- TASK DESCRIPTION -
Check each line of the entries below for the word "retweets", then state how many lines have it and nothing more.
--- DATA SECTION Enclosed Below ---
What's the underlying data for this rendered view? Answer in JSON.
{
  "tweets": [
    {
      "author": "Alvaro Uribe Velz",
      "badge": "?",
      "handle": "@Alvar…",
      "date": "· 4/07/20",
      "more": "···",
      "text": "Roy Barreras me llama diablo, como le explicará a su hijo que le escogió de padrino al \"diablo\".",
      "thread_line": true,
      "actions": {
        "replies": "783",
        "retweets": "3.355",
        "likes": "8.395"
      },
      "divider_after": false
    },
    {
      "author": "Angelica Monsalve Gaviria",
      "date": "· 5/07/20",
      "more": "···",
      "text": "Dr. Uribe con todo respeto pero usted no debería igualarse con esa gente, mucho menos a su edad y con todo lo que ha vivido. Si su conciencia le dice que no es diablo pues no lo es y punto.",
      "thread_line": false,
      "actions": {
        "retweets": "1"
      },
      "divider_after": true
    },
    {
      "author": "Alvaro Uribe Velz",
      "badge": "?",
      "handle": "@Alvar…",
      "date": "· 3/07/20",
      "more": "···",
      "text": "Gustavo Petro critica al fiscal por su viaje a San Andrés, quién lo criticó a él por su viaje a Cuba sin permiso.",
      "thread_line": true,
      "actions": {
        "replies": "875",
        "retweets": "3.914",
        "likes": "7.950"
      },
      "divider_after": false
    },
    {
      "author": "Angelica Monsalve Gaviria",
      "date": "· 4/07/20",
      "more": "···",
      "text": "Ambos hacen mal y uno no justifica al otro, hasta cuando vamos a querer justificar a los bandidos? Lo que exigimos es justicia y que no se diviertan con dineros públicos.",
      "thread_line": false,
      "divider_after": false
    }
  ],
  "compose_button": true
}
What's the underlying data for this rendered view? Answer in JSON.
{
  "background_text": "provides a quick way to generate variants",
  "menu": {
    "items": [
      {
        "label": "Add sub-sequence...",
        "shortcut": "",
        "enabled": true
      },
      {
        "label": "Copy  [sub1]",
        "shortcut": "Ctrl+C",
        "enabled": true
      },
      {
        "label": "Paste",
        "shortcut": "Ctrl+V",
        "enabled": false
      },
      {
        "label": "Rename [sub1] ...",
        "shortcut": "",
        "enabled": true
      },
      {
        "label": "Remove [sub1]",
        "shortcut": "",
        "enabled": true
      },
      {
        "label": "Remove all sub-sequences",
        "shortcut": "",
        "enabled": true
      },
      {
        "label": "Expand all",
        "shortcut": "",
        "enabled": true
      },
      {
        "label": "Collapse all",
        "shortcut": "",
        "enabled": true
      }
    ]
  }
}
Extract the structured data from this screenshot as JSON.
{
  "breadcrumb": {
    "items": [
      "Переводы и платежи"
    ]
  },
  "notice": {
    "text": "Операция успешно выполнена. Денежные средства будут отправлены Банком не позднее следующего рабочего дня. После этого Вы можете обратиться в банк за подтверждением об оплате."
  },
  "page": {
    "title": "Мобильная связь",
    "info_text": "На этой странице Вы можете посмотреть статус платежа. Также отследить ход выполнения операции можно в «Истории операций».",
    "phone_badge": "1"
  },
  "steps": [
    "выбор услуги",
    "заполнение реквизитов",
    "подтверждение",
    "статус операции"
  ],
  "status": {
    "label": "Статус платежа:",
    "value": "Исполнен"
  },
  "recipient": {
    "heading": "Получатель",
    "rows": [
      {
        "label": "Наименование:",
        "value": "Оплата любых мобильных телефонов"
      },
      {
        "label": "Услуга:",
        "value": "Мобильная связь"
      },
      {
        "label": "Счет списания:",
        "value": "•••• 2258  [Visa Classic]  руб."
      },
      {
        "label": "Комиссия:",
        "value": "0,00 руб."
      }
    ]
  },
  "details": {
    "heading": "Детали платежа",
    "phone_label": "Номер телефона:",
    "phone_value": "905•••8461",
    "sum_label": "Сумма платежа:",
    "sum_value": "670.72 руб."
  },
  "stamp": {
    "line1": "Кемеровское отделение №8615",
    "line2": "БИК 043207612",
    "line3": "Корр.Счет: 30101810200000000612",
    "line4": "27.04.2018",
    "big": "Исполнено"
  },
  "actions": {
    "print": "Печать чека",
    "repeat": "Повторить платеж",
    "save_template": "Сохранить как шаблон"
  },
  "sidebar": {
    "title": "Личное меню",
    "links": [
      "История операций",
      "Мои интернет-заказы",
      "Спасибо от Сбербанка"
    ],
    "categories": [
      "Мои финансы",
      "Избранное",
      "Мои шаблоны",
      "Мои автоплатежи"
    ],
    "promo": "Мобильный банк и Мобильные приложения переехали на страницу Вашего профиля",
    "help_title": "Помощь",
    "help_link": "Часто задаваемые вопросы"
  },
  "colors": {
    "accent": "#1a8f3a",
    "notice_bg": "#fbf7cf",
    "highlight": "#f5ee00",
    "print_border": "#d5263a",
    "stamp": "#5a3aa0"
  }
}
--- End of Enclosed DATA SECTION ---
- EXERCISE OUTPUT -
3